I can't say the rest of deer camp this past season went well for me... Filling my tag felt good, but that was about it. I was buried into my thoughts, engulfed entirely, and as the days went on it began to wear me down. I think it began to affect some of my friendships in camp as well. My saving grace, was spending time with my wife, who desperately wants to shoot her first deer. I tried my best to keep her motivated, my plans were whatever she wanted to do, and that's what we did. She was my focus for the rest of the week. It's hard to give encouragement to someone who hasn't had the opportunity to share in the same things you have, such as filling out that deer tag and attaching it to the antler of your buck. When much time passes, with little to no success, it's hard to remain in good spirits. I know this feeling well, but I am cut a little different and wired a little different from her, and that is perfectly fine. We gave it our all, but once again, came up short... sorry, darlin'.

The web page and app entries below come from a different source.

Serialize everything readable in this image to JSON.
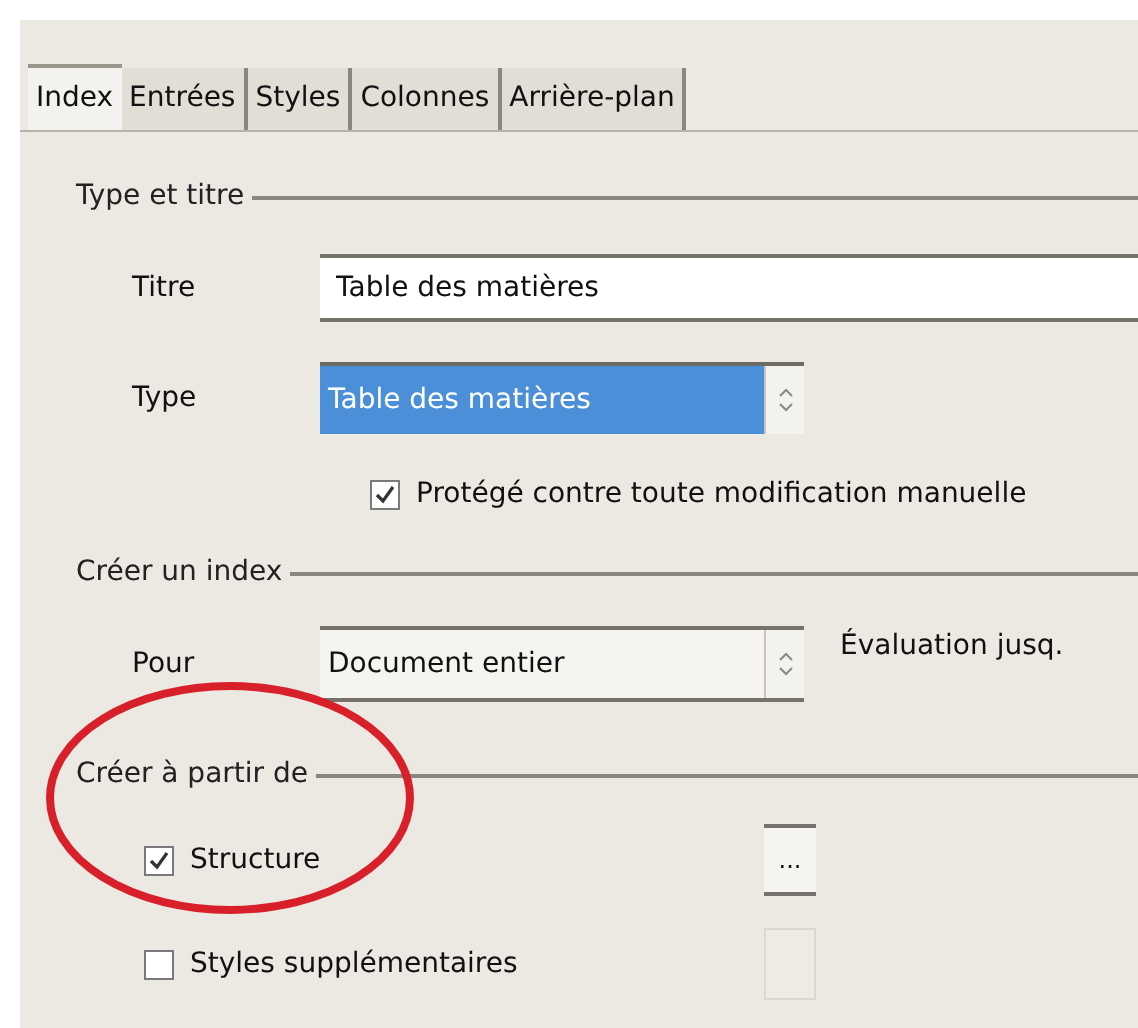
{
  "tabs": [
    {
      "label": "Index",
      "selected": true
    },
    {
      "label": "Entrées",
      "selected": false
    },
    {
      "label": "Styles",
      "selected": false
    },
    {
      "label": "Colonnes",
      "selected": false
    },
    {
      "label": "Arrière-plan",
      "selected": false
    }
  ],
  "type_and_title": {
    "heading": "Type et titre",
    "title_label": "Titre",
    "title_value": "Table des matières",
    "type_label": "Type",
    "type_value": "Table des matières",
    "protected": {
      "label": "Protégé contre toute modification manuelle",
      "checked": true
    }
  },
  "create_index": {
    "heading": "Créer un index",
    "for_label": "Pour",
    "for_value": "Document entier",
    "evaluation_label": "Évaluation jusq."
  },
  "create_from": {
    "heading": "Créer à partir de",
    "options": [
      {
        "label": "Structure",
        "checked": true,
        "button": {
          "label": "...",
          "disabled": false
        }
      },
      {
        "label": "Styles supplémentaires",
        "checked": false,
        "button": {
          "disabled": true
        }
      }
    ]
  }
}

So why is the title of this post called, "Farewell Hunt"... it's due to the fact that I realized something up there this past season. Primarily, for the fact that I would not be able to achieve my personal goals by continuing the week long tradition of deer camp in California. I've enjoyed my time on that mountain in ways not easily described in words, it's just been a special experience for me, but I feel my time has run out and moving on is the best thing I could do for myself and my family. Not because of what I went through up there, but if there is anyone who shares my goals exactly... it's my father, and call it destiny or not, the mountains and hillsides of distant lands having been calling our names for quite some time now and I feel it's time we answered them... and begin a new chapter in our lives. So thankful for the friends and family who I was able to make life long memories with up there, I'll take them to my grave.